  2. I don’t know if these videos are “untouched”, but I do know Border Collies are one smart breed! I’ve been to sheep herding trials and have seen the communication between handler and dog. It’s amazing. And I’m amazed at how most of the collies sit in a row, quietly watching the trials themselves. Occasionally you’ll see one collie nudge the ear of its neighbor, as if making a comment on the competition.

  3. The unrelated photo at the top is wonderful!

    By the way, Border Collies are very good at tricks and obeying other forms of human instruction, and have a real ability to heard most anything, but are totally unreliable when it comes to finding game, pulling a sled, water rescue, finging someone who is lost, or bringing brandy to you in a snow storm. My point: dogs have been bred for specific activities, and if you look closely you will notice that all breeds, and mixed breeds have special skills that compliment human behavior.

    If I had a vote for the smartest breed, based on non-human interaction, it would either be a Newfoundland or bloodhound, but that’s just me.

  4. Hi Fred,

    Check out the American Masters show (PBS) on G Keillor–I saw it this past week and the background on both him and the show was enlightening and endearing!

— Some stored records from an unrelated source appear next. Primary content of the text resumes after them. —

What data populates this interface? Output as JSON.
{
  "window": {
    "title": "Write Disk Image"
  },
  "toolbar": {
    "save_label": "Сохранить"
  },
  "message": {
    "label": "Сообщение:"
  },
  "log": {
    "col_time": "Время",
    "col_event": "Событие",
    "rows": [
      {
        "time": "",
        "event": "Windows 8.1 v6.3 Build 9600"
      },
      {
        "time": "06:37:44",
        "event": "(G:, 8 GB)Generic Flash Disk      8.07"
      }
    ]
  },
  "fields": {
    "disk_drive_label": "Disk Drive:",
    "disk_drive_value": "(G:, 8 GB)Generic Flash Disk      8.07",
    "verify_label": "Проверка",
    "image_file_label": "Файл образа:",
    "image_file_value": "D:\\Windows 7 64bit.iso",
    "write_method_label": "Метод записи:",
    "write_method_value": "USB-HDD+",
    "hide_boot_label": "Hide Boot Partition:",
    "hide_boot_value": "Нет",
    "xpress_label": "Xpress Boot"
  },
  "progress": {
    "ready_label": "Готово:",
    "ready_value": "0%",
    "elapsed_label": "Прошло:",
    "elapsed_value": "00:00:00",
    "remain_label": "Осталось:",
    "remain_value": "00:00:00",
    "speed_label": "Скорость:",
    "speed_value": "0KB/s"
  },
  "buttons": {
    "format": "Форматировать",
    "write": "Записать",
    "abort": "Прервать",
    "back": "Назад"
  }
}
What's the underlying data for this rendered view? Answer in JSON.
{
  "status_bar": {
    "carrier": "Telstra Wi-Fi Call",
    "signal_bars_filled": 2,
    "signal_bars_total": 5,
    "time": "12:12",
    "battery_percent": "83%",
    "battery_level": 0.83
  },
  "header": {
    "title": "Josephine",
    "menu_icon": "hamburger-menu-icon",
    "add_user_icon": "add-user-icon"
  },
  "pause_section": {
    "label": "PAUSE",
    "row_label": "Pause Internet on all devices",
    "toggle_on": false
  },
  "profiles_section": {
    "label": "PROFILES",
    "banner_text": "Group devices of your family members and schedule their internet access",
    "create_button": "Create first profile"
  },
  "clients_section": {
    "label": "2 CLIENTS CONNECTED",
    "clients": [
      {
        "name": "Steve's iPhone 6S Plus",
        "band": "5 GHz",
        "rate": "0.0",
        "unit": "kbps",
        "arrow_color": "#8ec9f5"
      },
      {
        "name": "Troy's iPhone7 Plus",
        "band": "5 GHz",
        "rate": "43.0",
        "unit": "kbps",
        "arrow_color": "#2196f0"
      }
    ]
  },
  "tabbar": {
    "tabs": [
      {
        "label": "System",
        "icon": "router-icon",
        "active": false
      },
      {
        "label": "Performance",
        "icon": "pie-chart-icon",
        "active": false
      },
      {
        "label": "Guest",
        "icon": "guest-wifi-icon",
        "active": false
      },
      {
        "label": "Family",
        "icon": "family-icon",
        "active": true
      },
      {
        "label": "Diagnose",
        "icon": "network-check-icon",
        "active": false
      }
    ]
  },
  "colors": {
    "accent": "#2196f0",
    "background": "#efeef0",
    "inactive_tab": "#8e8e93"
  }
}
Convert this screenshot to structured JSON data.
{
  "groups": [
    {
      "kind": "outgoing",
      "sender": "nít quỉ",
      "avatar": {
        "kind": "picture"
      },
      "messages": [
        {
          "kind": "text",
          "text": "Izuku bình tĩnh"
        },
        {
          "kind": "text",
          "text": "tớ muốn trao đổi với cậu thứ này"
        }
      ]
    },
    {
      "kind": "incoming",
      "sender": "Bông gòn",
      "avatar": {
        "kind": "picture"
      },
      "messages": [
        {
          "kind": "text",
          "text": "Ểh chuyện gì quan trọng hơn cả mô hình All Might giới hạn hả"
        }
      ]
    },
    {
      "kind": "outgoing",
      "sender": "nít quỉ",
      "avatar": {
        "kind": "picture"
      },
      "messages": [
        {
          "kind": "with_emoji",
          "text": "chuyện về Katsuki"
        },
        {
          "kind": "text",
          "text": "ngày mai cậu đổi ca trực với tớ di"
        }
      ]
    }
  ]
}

  5. The video about your county was a good sell for sure. The 4 day Floyd Music festival looked pretty impresssive: lots of equipment, etc. I too hope your county doesn’t end up overloved. Best wishes.